**Problem description:** Below are records; output all of them exactly.

**Provided information:**
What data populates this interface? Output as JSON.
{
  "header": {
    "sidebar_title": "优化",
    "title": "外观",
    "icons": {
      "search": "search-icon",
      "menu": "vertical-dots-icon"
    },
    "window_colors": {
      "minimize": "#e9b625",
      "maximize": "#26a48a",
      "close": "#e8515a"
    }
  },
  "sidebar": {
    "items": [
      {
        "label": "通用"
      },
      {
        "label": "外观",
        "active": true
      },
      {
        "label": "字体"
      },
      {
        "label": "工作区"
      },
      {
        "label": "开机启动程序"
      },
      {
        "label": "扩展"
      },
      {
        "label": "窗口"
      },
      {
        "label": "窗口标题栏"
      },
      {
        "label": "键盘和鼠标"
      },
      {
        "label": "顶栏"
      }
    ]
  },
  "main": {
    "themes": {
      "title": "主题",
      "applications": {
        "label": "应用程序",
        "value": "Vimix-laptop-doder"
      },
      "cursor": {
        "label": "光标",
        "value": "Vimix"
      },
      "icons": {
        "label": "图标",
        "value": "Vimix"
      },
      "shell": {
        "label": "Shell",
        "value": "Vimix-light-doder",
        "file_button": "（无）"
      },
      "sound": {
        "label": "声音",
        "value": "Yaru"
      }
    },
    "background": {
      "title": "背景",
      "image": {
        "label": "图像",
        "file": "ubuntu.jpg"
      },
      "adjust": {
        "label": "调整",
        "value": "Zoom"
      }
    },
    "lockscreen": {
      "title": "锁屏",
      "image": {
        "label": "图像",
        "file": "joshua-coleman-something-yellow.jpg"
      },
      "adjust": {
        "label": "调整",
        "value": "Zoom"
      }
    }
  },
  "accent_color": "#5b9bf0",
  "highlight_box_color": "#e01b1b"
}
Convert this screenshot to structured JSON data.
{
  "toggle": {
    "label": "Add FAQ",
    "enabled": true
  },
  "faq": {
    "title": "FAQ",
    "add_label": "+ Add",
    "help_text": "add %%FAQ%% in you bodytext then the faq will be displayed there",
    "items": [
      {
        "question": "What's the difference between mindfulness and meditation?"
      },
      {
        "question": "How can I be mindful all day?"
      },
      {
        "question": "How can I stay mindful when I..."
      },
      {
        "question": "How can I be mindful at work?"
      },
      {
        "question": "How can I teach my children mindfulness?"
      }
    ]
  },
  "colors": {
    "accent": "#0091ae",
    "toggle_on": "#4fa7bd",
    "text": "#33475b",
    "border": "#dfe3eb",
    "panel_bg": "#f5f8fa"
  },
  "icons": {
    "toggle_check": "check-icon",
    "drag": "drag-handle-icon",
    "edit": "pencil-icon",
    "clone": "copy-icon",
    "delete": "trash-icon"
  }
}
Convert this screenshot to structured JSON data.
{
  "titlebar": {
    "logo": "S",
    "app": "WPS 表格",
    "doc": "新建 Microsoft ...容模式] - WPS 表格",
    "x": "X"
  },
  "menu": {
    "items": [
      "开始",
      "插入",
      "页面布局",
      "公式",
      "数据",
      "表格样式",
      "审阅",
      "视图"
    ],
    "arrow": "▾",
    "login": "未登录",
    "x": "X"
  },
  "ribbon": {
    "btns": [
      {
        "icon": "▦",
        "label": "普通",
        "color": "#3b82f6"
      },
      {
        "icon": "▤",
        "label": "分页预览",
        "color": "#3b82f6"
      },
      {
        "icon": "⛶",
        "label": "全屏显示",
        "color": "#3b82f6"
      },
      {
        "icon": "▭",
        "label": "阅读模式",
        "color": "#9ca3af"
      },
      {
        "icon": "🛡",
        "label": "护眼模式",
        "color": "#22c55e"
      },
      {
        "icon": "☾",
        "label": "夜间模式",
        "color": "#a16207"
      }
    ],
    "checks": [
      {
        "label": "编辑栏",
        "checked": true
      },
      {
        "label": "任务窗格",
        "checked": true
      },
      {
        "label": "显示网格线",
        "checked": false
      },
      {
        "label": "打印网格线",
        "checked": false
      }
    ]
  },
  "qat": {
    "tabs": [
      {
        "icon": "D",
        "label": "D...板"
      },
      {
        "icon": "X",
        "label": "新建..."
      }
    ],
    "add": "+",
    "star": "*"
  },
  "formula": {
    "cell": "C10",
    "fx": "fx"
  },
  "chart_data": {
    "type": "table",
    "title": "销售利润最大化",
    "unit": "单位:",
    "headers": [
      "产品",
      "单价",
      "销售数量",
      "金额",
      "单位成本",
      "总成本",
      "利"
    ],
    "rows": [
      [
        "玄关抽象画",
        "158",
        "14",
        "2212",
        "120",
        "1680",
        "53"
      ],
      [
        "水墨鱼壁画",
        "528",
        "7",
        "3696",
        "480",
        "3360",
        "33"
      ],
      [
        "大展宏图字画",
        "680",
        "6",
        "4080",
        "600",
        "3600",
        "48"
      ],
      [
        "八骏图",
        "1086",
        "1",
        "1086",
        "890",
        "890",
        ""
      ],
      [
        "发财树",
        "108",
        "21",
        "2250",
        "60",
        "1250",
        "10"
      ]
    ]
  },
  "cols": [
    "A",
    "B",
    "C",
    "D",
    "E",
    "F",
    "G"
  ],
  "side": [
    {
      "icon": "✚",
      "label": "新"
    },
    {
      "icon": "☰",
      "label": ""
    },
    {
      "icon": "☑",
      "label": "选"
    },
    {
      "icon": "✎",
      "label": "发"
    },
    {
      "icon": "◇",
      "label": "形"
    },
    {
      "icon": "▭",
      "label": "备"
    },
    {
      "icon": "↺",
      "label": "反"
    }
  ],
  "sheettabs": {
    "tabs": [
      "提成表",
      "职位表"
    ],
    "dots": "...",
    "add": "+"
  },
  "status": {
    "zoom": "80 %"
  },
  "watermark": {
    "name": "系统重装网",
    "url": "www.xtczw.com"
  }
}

**Answer area:**
What data populates this interface? Output as JSON.
{
  "header": {
    "sidebar_title": "优化",
    "title": "外观",
    "icons": {
      "search": "search-icon",
      "menu": "vertical-dots-icon"
    },
    "window_colors": {
      "minimize": "#e9b625",
      "maximize": "#26a48a",
      "close": "#e8515a"
    }
  },
  "sidebar": {
    "items": [
      {
        "label": "通用"
      },
      {
        "label": "外观",
        "active": true
      },
      {
        "label": "字体"
      },
      {
        "label": "工作区"
      },
      {
        "label": "开机启动程序"
      },
      {
        "label": "扩展"
      },
      {
        "label": "窗口"
      },
      {
        "label": "窗口标题栏"
      },
      {
        "label": "键盘和鼠标"
      },
      {
        "label": "顶栏"
      }
    ]
  },
  "main": {
    "themes": {
      "title": "主题",
      "applications": {
        "label": "应用程序",
        "value": "Vimix-laptop-doder"
      },
      "cursor": {
        "label": "光标",
        "value": "Vimix"
      },
      "icons": {
        "label": "图标",
        "value": "Vimix"
      },
      "shell": {
        "label": "Shell",
        "value": "Vimix-light-doder",
        "file_button": "（无）"
      },
      "sound": {
        "label": "声音",
        "value": "Yaru"
      }
    },
    "background": {
      "title": "背景",
      "image": {
        "label": "图像",
        "file": "ubuntu.jpg"
      },
      "adjust": {
        "label": "调整",
        "value": "Zoom"
      }
    },
    "lockscreen": {
      "title": "锁屏",
      "image": {
        "label": "图像",
        "file": "joshua-coleman-something-yellow.jpg"
      },
      "adjust": {
        "label": "调整",
        "value": "Zoom"
      }
    }
  },
  "accent_color": "#5b9bf0",
  "highlight_box_color": "#e01b1b"
}
Convert this screenshot to structured JSON data.
{
  "toggle": {
    "label": "Add FAQ",
    "enabled": true
  },
  "faq": {
    "title": "FAQ",
    "add_label": "+ Add",
    "help_text": "add %%FAQ%% in you bodytext then the faq will be displayed there",
    "items": [
      {
        "question": "What's the difference between mindfulness and meditation?"
      },
      {
        "question": "How can I be mindful all day?"
      },
      {
        "question": "How can I stay mindful when I..."
      },
      {
        "question": "How can I be mindful at work?"
      },
      {
        "question": "How can I teach my children mindfulness?"
      }
    ]
  },
  "colors": {
    "accent": "#0091ae",
    "toggle_on": "#4fa7bd",
    "text": "#33475b",
    "border": "#dfe3eb",
    "panel_bg": "#f5f8fa"
  },
  "icons": {
    "toggle_check": "check-icon",
    "drag": "drag-handle-icon",
    "edit": "pencil-icon",
    "clone": "copy-icon",
    "delete": "trash-icon"
  }
}
Convert this screenshot to structured JSON data.
{
  "titlebar": {
    "logo": "S",
    "app": "WPS 表格",
    "doc": "新建 Microsoft ...容模式] - WPS 表格",
    "x": "X"
  },
  "menu": {
    "items": [
      "开始",
      "插入",
      "页面布局",
      "公式",
      "数据",
      "表格样式",
      "审阅",
      "视图"
    ],
    "arrow": "▾",
    "login": "未登录",
    "x": "X"
  },
  "ribbon": {
    "btns": [
      {
        "icon": "▦",
        "label": "普通",
        "color": "#3b82f6"
      },
      {
        "icon": "▤",
        "label": "分页预览",
        "color": "#3b82f6"
      },
      {
        "icon": "⛶",
        "label": "全屏显示",
        "color": "#3b82f6"
      },
      {
        "icon": "▭",
        "label": "阅读模式",
        "color": "#9ca3af"
      },
      {
        "icon": "🛡",
        "label": "护眼模式",
        "color": "#22c55e"
      },
      {
        "icon": "☾",
        "label": "夜间模式",
        "color": "#a16207"
      }
    ],
    "checks": [
      {
        "label": "编辑栏",
        "checked": true
      },
      {
        "label": "任务窗格",
        "checked": true
      },
      {
        "label": "显示网格线",
        "checked": false
      },
      {
        "label": "打印网格线",
        "checked": false
      }
    ]
  },
  "qat": {
    "tabs": [
      {
        "icon": "D",
        "label": "D...板"
      },
      {
        "icon": "X",
        "label": "新建..."
      }
    ],
    "add": "+",
    "star": "*"
  },
  "formula": {
    "cell": "C10",
    "fx": "fx"
  },
  "chart_data": {
    "type": "table",
    "title": "销售利润最大化",
    "unit": "单位:",
    "headers": [
      "产品",
      "单价",
      "销售数量",
      "金额",
      "单位成本",
      "总成本",
      "利"
    ],
    "rows": [
      [
        "玄关抽象画",
        "158",
        "14",
        "2212",
        "120",
        "1680",
        "53"
      ],
      [
        "水墨鱼壁画",
        "528",
        "7",
        "3696",
        "480",
        "3360",
        "33"
      ],
      [
        "大展宏图字画",
        "680",
        "6",
        "4080",
        "600",
        "3600",
        "48"
      ],
      [
        "八骏图",
        "1086",
        "1",
        "1086",
        "890",
        "890",
        ""
      ],
      [
        "发财树",
        "108",
        "21",
        "2250",
        "60",
        "1250",
        "10"
      ]
    ]
  },
  "cols": [
    "A",
    "B",
    "C",
    "D",
    "E",
    "F",
    "G"
  ],
  "side": [
    {
      "icon": "✚",
      "label": "新"
    },
    {
      "icon": "☰",
      "label": ""
    },
    {
      "icon": "☑",
      "label": "选"
    },
    {
      "icon": "✎",
      "label": "发"
    },
    {
      "icon": "◇",
      "label": "形"
    },
    {
      "icon": "▭",
      "label": "备"
    },
    {
      "icon": "↺",
      "label": "反"
    }
  ],
  "sheettabs": {
    "tabs": [
      "提成表",
      "职位表"
    ],
    "dots": "...",
    "add": "+"
  },
  "status": {
    "zoom": "80 %"
  },
  "watermark": {
    "name": "系统重装网",
    "url": "www.xtczw.com"
  }
}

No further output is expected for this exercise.